■ THE PROBLEM
Given the listing that follows, report all lines in which the string "amount" occurs.

■ RAW DATA

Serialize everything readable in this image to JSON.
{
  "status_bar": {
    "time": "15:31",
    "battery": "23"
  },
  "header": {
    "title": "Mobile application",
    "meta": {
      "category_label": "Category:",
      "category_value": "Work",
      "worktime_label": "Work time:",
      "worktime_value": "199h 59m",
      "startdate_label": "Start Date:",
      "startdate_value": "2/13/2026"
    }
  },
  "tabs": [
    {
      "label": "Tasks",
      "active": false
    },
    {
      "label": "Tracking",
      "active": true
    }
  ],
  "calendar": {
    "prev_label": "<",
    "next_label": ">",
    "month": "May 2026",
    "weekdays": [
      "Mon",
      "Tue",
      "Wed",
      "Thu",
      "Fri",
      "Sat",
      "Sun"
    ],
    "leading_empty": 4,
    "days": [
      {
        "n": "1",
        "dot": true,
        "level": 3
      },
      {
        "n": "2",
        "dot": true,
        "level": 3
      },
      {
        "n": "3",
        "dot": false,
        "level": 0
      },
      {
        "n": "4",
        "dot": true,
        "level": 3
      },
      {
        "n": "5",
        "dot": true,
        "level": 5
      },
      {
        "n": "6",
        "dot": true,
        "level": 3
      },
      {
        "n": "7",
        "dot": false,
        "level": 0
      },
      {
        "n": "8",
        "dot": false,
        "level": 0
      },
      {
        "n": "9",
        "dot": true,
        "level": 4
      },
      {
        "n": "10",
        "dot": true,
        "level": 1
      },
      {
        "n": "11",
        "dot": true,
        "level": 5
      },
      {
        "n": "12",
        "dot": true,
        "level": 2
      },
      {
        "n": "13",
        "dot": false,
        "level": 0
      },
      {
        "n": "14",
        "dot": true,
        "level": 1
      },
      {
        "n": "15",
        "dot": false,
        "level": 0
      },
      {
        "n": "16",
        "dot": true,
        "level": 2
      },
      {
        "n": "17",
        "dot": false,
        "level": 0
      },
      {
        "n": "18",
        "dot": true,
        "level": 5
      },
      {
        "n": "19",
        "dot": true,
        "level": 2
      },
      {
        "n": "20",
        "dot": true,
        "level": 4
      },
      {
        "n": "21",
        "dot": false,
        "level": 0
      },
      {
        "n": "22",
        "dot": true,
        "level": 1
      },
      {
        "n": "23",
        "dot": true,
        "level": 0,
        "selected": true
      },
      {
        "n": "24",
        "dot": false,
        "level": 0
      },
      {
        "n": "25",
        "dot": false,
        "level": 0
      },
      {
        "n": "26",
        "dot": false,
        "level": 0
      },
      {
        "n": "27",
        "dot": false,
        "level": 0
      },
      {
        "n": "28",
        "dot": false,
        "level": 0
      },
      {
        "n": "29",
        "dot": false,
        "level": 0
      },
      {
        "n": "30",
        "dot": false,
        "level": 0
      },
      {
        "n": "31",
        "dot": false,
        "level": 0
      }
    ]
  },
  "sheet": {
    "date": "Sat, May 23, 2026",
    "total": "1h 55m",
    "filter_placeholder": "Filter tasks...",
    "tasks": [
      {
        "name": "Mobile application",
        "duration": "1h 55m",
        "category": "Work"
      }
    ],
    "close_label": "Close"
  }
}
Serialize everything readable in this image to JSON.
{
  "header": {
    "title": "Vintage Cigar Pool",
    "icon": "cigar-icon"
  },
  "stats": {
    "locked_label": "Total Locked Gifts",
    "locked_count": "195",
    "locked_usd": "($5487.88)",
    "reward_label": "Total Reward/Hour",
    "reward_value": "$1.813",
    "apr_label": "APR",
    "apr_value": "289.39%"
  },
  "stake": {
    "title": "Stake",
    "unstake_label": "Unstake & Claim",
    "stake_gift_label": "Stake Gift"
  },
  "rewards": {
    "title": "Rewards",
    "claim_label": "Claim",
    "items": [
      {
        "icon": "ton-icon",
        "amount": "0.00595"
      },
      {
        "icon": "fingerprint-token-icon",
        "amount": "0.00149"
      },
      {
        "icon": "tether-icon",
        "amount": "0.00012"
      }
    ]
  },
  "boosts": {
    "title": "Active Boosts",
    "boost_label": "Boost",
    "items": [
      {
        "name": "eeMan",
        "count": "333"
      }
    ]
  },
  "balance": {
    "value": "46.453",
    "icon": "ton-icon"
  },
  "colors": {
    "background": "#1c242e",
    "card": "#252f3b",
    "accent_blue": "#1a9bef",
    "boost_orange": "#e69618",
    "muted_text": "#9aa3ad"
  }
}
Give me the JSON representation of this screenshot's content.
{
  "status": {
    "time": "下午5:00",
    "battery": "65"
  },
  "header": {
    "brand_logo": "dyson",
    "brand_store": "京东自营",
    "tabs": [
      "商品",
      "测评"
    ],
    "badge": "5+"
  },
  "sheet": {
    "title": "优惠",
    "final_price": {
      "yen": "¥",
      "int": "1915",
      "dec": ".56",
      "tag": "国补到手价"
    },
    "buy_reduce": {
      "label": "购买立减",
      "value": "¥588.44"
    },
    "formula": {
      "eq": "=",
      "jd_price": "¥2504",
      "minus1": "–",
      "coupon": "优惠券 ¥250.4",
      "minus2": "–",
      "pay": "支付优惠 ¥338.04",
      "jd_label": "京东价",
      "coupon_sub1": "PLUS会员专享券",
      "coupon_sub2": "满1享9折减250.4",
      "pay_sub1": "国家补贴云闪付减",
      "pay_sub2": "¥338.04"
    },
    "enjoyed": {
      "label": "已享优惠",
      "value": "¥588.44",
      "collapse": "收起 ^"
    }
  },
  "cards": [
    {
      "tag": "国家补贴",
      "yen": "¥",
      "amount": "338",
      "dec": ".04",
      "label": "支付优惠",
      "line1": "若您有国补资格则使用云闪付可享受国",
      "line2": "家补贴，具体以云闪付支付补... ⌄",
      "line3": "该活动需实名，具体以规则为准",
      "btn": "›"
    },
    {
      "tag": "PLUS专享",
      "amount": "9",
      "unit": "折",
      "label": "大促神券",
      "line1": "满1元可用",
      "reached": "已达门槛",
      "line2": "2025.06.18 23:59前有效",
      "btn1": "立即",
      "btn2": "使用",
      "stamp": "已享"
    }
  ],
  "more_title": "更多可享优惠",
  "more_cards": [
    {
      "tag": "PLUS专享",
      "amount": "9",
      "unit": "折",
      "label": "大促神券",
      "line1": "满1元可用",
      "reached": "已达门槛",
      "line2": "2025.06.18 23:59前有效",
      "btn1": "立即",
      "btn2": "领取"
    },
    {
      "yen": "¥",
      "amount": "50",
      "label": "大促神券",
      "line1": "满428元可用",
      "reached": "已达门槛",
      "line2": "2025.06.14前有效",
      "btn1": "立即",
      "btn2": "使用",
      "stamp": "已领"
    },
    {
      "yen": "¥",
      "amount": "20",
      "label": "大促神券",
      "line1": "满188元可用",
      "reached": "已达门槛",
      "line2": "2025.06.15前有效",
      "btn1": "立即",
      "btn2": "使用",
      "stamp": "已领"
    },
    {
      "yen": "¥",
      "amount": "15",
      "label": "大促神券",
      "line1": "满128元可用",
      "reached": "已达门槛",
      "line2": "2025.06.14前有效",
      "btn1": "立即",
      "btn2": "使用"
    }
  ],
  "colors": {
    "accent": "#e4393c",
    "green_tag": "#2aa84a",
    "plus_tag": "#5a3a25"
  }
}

■ ANSWER BELOW
        "amount": "0.00595"
        "amount": "0.00149"
        "amount": "0.00012"
      "amount": "338",
      "amount": "9",
      "amount": "9",
      "amount": "50",
      "amount": "20",
      "amount": "15",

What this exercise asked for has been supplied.